Esmeralda has admitted that the lake containing the mine's poison waste over-flowed in heavy rains, but accused east European officials of exaggerating its effect. Esmeralda spokesman Chris Codrington said that footage of dying fish shown on CNN and Hungarian television shows them "still flapping. If it was cyanide poisoning they would be dead. And, if there are dead fish in Hungary why have there not been any reports of dead fish in Romania, which is much closer to the tailings dam?” The company is sending its own scientists to investigate the incident and has said it will vigorously oppose any compensation claims.
Esmeralda chairman Brett Montgomery said allegations that cyanide had killed the fish caused him "considerable scepticism", adding that the extreme weather that had caused the initial spill could also be responsible for the deaths. Australian government officials also defended the company. Western Australia's state resources minister Colin Barnett said, "From my knowledge ... the mine was developed to a high standard." Environment Minister Robert Hill said it would be wrong to "rush to judgement," whilst rejecting calls for tougher laws to be introduced on Australian mining companies operating overseas.

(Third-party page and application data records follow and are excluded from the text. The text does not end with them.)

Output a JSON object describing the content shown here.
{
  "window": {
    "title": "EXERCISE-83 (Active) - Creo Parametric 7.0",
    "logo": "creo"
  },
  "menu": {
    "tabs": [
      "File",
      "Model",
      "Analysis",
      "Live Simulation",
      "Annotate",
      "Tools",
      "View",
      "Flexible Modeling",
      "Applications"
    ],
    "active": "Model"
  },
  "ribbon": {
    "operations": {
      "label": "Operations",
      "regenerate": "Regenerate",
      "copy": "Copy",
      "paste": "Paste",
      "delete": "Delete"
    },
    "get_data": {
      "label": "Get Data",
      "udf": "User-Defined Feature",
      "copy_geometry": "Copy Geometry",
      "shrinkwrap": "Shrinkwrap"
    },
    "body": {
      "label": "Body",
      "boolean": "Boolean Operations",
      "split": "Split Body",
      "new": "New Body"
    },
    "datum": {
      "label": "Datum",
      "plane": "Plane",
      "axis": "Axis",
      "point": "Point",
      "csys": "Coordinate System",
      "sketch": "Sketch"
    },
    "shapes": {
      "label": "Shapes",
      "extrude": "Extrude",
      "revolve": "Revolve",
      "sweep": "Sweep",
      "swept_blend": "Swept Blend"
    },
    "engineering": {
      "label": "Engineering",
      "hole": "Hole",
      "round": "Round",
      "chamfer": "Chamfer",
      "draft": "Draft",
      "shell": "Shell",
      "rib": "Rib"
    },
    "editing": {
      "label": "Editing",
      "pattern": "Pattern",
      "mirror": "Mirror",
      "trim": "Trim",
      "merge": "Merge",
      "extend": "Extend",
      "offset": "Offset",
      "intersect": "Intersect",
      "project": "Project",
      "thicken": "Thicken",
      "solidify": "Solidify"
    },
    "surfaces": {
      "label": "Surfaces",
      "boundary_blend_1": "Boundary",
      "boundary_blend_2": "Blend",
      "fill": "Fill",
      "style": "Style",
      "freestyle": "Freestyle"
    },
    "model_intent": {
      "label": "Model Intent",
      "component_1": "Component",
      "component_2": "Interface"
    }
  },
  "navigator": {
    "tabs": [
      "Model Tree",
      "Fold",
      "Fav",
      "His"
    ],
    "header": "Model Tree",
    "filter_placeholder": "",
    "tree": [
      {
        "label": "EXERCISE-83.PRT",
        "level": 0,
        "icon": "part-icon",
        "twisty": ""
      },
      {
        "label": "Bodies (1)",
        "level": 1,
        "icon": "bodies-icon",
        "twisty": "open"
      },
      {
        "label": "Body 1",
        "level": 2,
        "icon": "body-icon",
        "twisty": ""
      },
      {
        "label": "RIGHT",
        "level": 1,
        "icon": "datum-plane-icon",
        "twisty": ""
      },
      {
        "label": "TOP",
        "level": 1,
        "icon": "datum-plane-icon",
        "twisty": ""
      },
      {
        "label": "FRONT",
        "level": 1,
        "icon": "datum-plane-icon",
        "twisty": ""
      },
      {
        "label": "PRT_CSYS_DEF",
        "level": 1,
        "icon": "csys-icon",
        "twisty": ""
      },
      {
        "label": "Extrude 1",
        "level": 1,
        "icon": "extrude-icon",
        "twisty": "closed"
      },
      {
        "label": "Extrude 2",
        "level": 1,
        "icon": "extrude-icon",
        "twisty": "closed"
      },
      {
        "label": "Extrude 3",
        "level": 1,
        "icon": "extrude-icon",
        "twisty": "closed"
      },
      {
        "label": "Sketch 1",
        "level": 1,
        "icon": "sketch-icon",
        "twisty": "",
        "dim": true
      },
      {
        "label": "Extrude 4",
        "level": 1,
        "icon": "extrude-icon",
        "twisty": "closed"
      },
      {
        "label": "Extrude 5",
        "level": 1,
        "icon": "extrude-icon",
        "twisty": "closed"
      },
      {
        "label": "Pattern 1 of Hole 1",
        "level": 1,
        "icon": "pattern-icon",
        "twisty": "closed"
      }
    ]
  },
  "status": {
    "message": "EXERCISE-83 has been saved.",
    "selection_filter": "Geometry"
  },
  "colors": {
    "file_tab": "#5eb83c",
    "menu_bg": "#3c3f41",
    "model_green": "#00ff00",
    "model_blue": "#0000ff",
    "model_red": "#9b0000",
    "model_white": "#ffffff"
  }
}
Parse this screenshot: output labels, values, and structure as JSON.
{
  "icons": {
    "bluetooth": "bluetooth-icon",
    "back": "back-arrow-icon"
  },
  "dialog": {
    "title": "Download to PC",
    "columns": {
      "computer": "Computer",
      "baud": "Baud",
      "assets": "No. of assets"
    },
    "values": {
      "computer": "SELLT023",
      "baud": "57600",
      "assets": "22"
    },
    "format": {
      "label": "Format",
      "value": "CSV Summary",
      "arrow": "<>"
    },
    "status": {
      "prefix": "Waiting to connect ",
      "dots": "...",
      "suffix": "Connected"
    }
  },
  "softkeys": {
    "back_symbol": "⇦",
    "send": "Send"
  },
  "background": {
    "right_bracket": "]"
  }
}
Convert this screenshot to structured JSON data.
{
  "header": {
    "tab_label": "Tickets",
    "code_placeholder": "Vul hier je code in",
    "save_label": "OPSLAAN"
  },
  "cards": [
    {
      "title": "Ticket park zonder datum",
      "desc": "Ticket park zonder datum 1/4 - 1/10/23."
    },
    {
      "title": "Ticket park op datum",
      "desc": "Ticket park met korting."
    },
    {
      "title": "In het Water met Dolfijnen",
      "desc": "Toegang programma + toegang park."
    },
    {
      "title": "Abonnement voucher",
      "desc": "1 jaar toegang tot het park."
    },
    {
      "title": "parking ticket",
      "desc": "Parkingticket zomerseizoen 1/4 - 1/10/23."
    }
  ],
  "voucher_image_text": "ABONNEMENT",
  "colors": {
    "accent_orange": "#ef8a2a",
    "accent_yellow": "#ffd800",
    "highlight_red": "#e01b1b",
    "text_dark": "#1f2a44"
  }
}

Eastern European officials have accused Australia and other western countries of "ecological colonialism". A Hungarian government spokesman said that there was "no question" of Aurul's responsibility for the disaster. "We can count the dead fish and it's sure that the fish did not die of pneumonia," he said. Zoltan Illes, environmental spokesman for the Hungarian parliament, said that the Australian government had a responsibility, even "for privately-owned Australian companies". Calling on Hungarian ecologists to begin an international campaign over "eco-colonisation", he told a local radio station, "The profit was produced here but the profit is used elsewhere. The contamination is being left here, nature is being destroyed here in Central Europe, the health of hundreds of thousands is being endangered, while in the meantime these technologies are, perhaps, not permitted in their own country, in Australia or, say, in western Europe."
The cyanide spill has exacerbated the environmental crisis within Yugoslavia, already facing serious pollution problems arising from NATO's air bombardment. Between March and June last year NATO targeted petrochemical plants, oil refineries, fuel storage depots and major industrial plants—releasing thousands of tonnes of highly toxic chemicals into the air and water supplies.